- [Exercise goal] Produce a word-for-word copy of the data that follows, excluding images.

Website and app data records
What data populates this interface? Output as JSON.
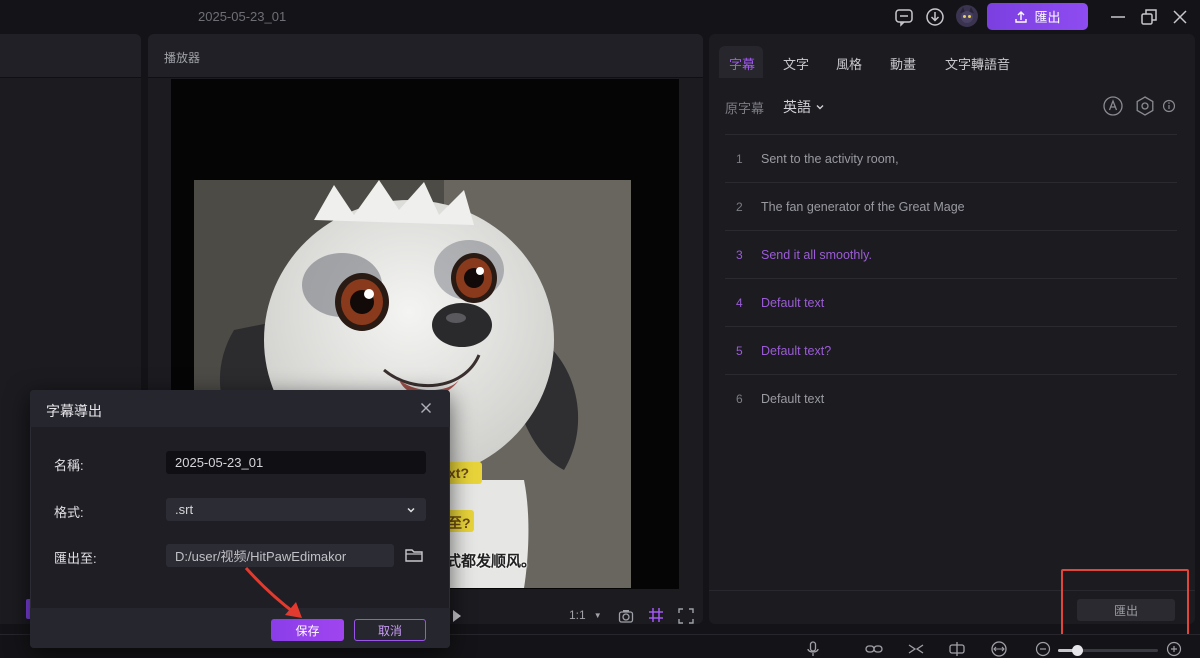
{
  "titlebar": {
    "doc_title": "2025-05-23_01",
    "export_label": "匯出"
  },
  "player": {
    "title": "播放器",
    "ratio": "1:1",
    "caption_fragments": [
      "xt?",
      "至?",
      "式都发顺风。"
    ]
  },
  "right_panel": {
    "tabs": [
      "字幕",
      "文字",
      "風格",
      "動畫",
      "文字轉語音"
    ],
    "active_tab": "字幕",
    "source_label": "原字幕",
    "language": "英語",
    "subtitles": [
      {
        "num": "1",
        "text": "Sent to the activity room,",
        "active": false
      },
      {
        "num": "2",
        "text": "The fan generator of the Great Mage",
        "active": false
      },
      {
        "num": "3",
        "text": "Send it all smoothly.",
        "active": true
      },
      {
        "num": "4",
        "text": "Default text",
        "active": true
      },
      {
        "num": "5",
        "text": "Default text?",
        "active": true
      },
      {
        "num": "6",
        "text": "Default text",
        "active": false
      }
    ],
    "export_button": "匯出"
  },
  "dialog": {
    "title": "字幕導出",
    "name_label": "名稱:",
    "name_value": "2025-05-23_01",
    "format_label": "格式:",
    "format_value": ".srt",
    "export_to_label": "匯出至:",
    "path_value": "D:/user/视频/HitPawEdimakor",
    "save_label": "保存",
    "cancel_label": "取消"
  },
  "colors": {
    "accent": "#8e4cf0",
    "active_subtitle": "#9b5cd6",
    "highlight": "#e2463a"
  }
}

- [Written answer]
What data populates this interface? Output as JSON.
{
  "titlebar": {
    "doc_title": "2025-05-23_01",
    "export_label": "匯出"
  },
  "player": {
    "title": "播放器",
    "ratio": "1:1",
    "caption_fragments": [
      "xt?",
      "至?",
      "式都发顺风。"
    ]
  },
  "right_panel": {
    "tabs": [
      "字幕",
      "文字",
      "風格",
      "動畫",
      "文字轉語音"
    ],
    "active_tab": "字幕",
    "source_label": "原字幕",
    "language": "英語",
    "subtitles": [
      {
        "num": "1",
        "text": "Sent to the activity room,",
        "active": false
      },
      {
        "num": "2",
        "text": "The fan generator of the Great Mage",
        "active": false
      },
      {
        "num": "3",
        "text": "Send it all smoothly.",
        "active": true
      },
      {
        "num": "4",
        "text": "Default text",
        "active": true
      },
      {
        "num": "5",
        "text": "Default text?",
        "active": true
      },
      {
        "num": "6",
        "text": "Default text",
        "active": false
      }
    ],
    "export_button": "匯出"
  },
  "dialog": {
    "title": "字幕導出",
    "name_label": "名稱:",
    "name_value": "2025-05-23_01",
    "format_label": "格式:",
    "format_value": ".srt",
    "export_to_label": "匯出至:",
    "path_value": "D:/user/视频/HitPawEdimakor",
    "save_label": "保存",
    "cancel_label": "取消"
  },
  "colors": {
    "accent": "#8e4cf0",
    "active_subtitle": "#9b5cd6",
    "highlight": "#e2463a"
  }
}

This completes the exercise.